Second, you need put things into perspective. One great way to do this is through meditation. Many people try to entertain themselves with a favorite movie or book, but this often fails. The pain can be distracting. Instead, meditation can be a great de-stressor.
Meditation and relaxation therapy are great ways to recognize that your reaction to your pain is separate and independent from the pain itself. Though you can’t control your pain, you can control how it affects you. This realization can be incredibly empowering and has actually been shown to have a dulling effect on pain.1
Control Your Environment
Speaking of elements we can control during flare ups, a calming environment can make all the difference. This means both situating yourself in a comfortable place where you can relax, and, as much as possible, being around positive people. The first step here is simple: for many of us, a relaxing environment is simply at home, where anything you need isn’t more than a few rooms away.
The second step is to find positive people to surround yourself with. Having an emotional outlet, someone who will listen to you gripe, sympathize with you, or help you perform physical tasks that you can’t, is a great asset to have at your disposal. If you haven’t yet, check out osteoarthritis support groups, which exist online and in-person. Just talking with someone who knows your struggle can be extremely helpful.2
If you’re married or in a relationship, having your spouse read up on and understand osteoarthritis can be helpful too. That way he or she can have a better understanding of just how difficult what you’re going through is, and can play an active role as part of the effort to fight flare ups.
Know When To See The Doctor
Though no one likes to visit the doctor, you need to know when it’s too much for you to handle on your own. If your flare ups are more frequent or painful than they’ve ever been, see your doctor. New treatments like radiofrequency ablations or even surgery may be required.
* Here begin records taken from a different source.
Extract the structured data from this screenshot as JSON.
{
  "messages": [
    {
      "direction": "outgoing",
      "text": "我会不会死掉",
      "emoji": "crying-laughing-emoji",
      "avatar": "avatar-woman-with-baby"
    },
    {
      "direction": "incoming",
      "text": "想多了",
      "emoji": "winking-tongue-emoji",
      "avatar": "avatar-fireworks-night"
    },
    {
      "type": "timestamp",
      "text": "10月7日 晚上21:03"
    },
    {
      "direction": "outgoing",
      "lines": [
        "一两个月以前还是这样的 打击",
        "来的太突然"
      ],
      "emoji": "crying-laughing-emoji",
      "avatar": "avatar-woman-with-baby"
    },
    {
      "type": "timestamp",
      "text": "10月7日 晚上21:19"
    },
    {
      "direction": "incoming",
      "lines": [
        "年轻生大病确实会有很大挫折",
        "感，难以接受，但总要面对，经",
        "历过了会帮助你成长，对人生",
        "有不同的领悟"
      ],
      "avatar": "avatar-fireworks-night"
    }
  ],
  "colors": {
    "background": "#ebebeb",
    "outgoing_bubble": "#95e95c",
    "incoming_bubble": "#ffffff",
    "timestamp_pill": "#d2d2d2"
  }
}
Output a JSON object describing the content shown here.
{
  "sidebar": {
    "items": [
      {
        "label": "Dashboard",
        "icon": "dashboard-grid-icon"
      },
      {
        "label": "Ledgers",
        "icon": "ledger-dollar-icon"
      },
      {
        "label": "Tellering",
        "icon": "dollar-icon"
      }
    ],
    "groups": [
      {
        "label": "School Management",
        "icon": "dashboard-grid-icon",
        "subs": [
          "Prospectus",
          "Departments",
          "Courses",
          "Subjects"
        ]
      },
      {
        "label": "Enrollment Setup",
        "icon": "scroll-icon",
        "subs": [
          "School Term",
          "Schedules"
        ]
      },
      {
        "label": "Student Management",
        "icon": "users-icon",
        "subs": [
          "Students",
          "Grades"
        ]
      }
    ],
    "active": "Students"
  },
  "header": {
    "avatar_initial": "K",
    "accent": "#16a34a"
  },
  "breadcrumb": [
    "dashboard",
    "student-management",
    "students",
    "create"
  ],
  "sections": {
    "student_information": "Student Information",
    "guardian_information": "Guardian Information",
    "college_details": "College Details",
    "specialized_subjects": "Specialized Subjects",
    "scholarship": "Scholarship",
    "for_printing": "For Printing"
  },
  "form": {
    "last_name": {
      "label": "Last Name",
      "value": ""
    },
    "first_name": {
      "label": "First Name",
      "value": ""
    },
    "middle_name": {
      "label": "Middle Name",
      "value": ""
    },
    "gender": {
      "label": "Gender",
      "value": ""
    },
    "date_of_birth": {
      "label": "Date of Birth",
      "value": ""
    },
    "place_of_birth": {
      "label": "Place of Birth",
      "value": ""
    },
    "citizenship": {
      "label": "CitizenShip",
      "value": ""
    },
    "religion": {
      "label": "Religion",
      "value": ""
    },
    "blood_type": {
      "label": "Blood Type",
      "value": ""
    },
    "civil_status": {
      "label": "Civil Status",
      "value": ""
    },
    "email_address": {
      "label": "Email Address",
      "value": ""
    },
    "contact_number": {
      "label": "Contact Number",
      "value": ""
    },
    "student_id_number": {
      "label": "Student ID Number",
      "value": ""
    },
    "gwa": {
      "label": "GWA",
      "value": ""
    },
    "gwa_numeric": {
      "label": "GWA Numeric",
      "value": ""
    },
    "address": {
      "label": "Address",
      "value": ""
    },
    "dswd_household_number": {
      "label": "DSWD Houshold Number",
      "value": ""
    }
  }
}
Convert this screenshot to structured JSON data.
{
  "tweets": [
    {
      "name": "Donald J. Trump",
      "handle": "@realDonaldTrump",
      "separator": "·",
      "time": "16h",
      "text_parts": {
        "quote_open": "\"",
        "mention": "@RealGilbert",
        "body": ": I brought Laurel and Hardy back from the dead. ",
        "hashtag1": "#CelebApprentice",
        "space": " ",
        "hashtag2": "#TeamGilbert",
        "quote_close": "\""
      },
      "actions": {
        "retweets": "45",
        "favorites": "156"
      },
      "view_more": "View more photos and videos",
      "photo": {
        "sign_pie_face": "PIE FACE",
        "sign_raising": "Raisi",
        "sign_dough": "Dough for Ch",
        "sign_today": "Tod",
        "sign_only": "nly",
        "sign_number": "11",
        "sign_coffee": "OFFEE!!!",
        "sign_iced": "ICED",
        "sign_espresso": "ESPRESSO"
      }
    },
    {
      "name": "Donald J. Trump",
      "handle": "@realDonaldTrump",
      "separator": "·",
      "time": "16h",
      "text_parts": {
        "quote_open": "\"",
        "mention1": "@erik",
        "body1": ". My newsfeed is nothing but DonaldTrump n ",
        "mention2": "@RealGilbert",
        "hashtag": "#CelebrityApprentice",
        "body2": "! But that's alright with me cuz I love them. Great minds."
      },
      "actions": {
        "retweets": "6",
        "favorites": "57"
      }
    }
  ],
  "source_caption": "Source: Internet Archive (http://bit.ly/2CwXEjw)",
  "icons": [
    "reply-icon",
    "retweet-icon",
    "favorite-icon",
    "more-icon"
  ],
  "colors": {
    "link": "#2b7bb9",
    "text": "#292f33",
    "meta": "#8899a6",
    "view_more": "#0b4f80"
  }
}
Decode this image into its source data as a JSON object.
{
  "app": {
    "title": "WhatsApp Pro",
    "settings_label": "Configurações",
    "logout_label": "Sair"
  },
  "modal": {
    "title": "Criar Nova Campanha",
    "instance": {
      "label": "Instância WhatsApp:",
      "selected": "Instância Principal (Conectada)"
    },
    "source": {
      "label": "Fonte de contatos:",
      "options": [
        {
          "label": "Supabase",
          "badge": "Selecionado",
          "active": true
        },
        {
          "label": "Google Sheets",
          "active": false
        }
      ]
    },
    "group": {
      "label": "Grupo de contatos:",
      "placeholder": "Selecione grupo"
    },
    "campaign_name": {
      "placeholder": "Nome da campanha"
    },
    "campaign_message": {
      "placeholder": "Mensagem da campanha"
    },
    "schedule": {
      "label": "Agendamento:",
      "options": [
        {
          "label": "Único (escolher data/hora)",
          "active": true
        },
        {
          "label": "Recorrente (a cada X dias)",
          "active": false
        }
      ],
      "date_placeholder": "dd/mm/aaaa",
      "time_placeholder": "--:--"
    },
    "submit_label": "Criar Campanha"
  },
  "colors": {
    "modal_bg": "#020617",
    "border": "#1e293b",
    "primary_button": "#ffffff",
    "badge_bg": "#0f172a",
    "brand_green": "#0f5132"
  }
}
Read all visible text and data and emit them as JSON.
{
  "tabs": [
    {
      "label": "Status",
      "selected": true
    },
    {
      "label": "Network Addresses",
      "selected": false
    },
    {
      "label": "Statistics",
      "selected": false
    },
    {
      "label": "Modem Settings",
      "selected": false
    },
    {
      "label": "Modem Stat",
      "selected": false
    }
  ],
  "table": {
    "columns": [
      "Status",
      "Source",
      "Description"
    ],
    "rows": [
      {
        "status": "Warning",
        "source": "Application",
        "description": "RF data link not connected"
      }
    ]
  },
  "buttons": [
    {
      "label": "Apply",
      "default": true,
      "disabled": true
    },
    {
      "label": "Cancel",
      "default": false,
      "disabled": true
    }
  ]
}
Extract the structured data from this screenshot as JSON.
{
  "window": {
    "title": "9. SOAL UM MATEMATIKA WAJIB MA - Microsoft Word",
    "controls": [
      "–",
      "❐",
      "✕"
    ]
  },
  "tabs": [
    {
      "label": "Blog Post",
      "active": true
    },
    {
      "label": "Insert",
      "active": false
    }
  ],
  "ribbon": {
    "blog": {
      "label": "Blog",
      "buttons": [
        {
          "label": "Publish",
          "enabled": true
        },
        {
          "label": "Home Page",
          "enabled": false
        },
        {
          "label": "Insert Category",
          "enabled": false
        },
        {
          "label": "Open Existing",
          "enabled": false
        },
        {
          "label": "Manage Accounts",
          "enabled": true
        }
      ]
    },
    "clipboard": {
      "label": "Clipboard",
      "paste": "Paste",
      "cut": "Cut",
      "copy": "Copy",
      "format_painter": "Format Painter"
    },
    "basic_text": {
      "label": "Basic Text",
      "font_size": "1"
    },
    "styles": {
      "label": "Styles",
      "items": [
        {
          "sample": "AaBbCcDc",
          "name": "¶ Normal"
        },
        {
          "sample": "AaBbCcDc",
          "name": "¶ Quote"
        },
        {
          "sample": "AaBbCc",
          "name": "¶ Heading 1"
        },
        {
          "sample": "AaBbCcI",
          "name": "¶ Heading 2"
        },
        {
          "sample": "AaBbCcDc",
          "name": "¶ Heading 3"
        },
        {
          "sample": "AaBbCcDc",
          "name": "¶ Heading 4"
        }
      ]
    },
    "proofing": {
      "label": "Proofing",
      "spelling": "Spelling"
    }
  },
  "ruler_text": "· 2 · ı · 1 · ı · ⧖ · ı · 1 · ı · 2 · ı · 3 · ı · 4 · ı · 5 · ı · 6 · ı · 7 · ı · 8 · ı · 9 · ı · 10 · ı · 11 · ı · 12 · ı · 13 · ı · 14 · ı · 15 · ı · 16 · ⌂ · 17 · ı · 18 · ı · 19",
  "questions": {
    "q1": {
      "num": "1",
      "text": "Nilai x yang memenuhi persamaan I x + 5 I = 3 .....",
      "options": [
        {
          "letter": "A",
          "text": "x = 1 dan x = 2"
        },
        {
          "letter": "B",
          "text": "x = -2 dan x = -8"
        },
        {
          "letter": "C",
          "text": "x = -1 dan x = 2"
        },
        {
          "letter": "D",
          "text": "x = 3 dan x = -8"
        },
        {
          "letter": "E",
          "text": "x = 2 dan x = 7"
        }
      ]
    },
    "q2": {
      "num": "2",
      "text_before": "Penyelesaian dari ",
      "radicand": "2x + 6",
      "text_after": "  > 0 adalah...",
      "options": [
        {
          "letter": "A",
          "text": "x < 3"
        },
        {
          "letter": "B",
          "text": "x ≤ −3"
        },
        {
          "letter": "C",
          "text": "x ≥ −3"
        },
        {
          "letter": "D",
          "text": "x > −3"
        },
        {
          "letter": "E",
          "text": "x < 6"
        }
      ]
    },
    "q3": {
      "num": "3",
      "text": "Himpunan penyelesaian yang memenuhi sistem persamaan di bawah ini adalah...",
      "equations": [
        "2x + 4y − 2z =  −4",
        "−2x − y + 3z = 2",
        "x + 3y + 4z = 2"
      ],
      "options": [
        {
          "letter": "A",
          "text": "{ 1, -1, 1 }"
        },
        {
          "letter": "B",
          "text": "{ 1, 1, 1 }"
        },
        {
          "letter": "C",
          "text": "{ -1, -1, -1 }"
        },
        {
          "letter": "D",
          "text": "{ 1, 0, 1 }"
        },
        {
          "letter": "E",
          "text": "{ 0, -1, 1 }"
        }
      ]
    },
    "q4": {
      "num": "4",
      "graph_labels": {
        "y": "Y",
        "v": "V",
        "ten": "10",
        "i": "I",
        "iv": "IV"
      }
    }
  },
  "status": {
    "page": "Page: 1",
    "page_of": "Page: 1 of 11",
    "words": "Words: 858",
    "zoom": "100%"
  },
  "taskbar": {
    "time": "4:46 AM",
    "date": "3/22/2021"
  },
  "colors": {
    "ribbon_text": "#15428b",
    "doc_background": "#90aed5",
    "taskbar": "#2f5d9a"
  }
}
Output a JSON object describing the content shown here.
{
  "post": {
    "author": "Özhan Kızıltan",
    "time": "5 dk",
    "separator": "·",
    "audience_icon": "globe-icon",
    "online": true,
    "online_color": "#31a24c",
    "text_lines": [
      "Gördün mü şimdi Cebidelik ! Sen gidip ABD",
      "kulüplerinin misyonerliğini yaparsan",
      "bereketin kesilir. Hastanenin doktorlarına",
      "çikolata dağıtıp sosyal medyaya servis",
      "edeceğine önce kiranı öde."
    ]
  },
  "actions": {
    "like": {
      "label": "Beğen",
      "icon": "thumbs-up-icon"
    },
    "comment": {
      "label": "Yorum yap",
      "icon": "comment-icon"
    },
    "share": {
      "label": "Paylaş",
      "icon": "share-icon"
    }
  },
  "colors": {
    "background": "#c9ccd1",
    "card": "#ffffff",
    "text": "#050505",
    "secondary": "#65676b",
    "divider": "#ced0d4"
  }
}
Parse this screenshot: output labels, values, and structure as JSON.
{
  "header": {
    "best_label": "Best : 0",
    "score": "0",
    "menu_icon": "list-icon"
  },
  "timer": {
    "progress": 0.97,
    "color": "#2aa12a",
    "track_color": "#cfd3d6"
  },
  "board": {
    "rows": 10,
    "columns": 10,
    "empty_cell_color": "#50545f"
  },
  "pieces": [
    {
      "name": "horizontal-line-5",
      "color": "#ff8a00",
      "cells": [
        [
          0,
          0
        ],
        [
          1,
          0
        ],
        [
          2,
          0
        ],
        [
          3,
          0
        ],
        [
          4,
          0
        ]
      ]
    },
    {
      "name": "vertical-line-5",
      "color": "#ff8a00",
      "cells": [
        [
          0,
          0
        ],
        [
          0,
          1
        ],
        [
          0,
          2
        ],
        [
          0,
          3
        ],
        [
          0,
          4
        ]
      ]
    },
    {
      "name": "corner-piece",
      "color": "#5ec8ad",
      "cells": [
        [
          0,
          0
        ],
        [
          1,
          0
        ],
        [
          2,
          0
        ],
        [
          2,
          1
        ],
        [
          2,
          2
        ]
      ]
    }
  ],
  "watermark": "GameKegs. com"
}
It’s good to have a plan, but it’s important to also have a plan B. Know when to seek help.